Andrea Pinamonti  Università degli Studi di TrentoIntroduction to subRiemannian geometryThe aim of this talk is to introduce some basic ideas in subRiemannian geometry. We will start by introducing subRiemannian manifolds and we characterize their tangent space using the celebrated Mitchell's theorem. This will allow us to introduce and study Carnot groups. We will conclude by describing some challenging open problems in subRiemannian geometry. 
29/03 

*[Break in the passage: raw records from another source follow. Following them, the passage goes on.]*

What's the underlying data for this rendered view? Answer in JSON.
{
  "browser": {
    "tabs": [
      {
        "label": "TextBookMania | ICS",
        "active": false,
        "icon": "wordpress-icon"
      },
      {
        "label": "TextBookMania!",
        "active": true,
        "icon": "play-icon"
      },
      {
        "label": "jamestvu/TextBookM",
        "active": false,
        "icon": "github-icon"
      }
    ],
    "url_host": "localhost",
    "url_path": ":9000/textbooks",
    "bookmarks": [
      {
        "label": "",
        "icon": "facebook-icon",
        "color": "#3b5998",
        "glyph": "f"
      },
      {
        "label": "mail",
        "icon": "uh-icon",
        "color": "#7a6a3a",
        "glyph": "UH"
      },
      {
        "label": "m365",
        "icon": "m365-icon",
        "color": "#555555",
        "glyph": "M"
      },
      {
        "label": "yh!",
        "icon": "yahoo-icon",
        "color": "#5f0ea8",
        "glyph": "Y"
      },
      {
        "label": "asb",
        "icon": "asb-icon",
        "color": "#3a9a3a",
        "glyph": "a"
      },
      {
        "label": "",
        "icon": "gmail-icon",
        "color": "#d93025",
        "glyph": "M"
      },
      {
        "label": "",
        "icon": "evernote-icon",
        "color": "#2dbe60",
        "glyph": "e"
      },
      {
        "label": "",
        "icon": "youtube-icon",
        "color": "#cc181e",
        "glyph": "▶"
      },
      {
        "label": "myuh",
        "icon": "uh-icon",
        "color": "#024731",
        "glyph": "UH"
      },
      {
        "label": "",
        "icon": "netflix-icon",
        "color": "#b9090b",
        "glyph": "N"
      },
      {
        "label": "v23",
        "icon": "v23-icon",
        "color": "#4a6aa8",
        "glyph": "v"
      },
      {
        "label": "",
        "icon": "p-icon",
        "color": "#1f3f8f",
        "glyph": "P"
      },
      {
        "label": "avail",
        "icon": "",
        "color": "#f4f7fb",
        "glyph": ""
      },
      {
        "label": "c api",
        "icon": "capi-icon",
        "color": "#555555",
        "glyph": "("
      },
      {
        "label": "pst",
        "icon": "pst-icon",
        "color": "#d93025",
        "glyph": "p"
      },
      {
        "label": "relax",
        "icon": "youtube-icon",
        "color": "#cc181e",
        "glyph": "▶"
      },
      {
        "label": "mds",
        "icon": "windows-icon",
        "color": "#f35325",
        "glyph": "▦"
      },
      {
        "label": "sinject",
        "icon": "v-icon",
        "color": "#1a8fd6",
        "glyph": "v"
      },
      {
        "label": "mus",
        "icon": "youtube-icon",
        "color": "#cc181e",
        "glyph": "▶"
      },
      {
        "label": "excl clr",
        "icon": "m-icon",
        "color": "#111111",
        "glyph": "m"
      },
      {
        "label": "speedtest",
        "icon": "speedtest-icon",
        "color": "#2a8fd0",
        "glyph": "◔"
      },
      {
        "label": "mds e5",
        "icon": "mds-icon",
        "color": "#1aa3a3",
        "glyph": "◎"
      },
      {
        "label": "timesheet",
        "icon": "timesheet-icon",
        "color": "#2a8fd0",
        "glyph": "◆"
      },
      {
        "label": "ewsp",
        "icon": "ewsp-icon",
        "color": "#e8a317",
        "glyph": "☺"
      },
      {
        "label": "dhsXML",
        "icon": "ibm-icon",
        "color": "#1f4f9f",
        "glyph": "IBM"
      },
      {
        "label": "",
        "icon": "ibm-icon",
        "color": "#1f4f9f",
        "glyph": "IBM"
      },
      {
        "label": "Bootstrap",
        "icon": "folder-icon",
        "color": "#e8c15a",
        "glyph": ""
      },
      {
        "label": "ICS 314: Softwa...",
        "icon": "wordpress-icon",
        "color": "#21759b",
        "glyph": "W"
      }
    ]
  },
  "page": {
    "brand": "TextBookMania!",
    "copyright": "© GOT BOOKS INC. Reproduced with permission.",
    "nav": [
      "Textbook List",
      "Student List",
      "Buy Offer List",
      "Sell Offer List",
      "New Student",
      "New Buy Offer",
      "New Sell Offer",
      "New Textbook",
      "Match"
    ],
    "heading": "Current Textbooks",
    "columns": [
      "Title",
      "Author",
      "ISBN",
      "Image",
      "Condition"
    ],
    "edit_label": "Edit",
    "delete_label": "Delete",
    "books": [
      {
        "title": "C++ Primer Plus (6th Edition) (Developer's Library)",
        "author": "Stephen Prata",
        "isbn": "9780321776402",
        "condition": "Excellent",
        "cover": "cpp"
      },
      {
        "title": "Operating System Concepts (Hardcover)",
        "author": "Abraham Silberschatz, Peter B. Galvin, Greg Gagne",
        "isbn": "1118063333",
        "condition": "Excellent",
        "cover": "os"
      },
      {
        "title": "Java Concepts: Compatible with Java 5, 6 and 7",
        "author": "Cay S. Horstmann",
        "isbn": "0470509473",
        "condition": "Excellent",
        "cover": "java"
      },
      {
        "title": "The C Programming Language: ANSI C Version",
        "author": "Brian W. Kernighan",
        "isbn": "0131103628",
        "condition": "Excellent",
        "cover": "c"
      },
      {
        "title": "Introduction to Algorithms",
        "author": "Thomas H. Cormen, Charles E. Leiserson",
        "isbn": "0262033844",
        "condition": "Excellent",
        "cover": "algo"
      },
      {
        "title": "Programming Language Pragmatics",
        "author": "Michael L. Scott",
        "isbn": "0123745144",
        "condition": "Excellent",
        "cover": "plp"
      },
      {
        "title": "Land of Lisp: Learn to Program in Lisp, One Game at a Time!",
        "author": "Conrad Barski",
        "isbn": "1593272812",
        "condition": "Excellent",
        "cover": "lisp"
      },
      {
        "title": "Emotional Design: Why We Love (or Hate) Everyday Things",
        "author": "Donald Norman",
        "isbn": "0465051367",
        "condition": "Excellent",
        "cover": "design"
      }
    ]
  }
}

Daniela Cadamuro  Technische Universität MünchenAn introduction to algebraic quantum ﬁeld theoryQuantum ﬁeld theory aims at unifying quantum theory (which describes particle physics at microscopic sacales) with the principles of special relativity (which describes objects moving near the speed of light). While being one of the most successful theories in theoretical physics, its precise mathematical description remains a challenging problem. A consistent mathematical framework for quantum ﬁeld theory (due to Haag and Kastler) can be formulated in the language of C* or von Neumann algebras, their automorphisms and representations. A net of C*algebras becomes the fundamental object for the description of physical phenomena, and the lecture will give a brief introduction and motivate the conceptual foundations. A quite diﬀerent and technically more involved problem is to construct relevant examples that ﬁt into this framework. However, the abstract setting provides us with more ﬂexibility here than a more pedestrian approach. This will be illustrated by recent examples which make use of the concept of “wedge algebras”, an intermediate step to the construction that helps controlling the functional analytic properties of physically relevant operators. 
12/04 
Eva Riccomagno  Università degli Studi di GenovaAlgebraic Statistics for data analysisPolynomial representations of probability density functions and of designed experiments are at the core of Algebraic Statistics. Some ideas and techniques used in Algebraic Statistics will be exempliﬁed by three applications. An example is given by a symbolicnumeric approach for the analysis of datasets, represented as sets of limited precision points. A second one refers to a novel statistical model class for the understanding of discrete processes and its causal interpretation. The third one considers independence in Gaussian models and structural metaanalysis. 
26/04  Massimiliano Mella  Università degli Studi di Ferrara 
10/05  Romeo Brunetti  Università degli Studi di Trento 
24/05  Leonard Peter Bos  Università degli Studi di Verona 
07/06  Olivia Caramello  Università degli Studi dell’Insubria 
21/06  Sonia Mazzucchi  Università degli Studi di Trento 
Referenti: Ana Maria Alonso Rodriguez  Eduardo Luis Sola Conde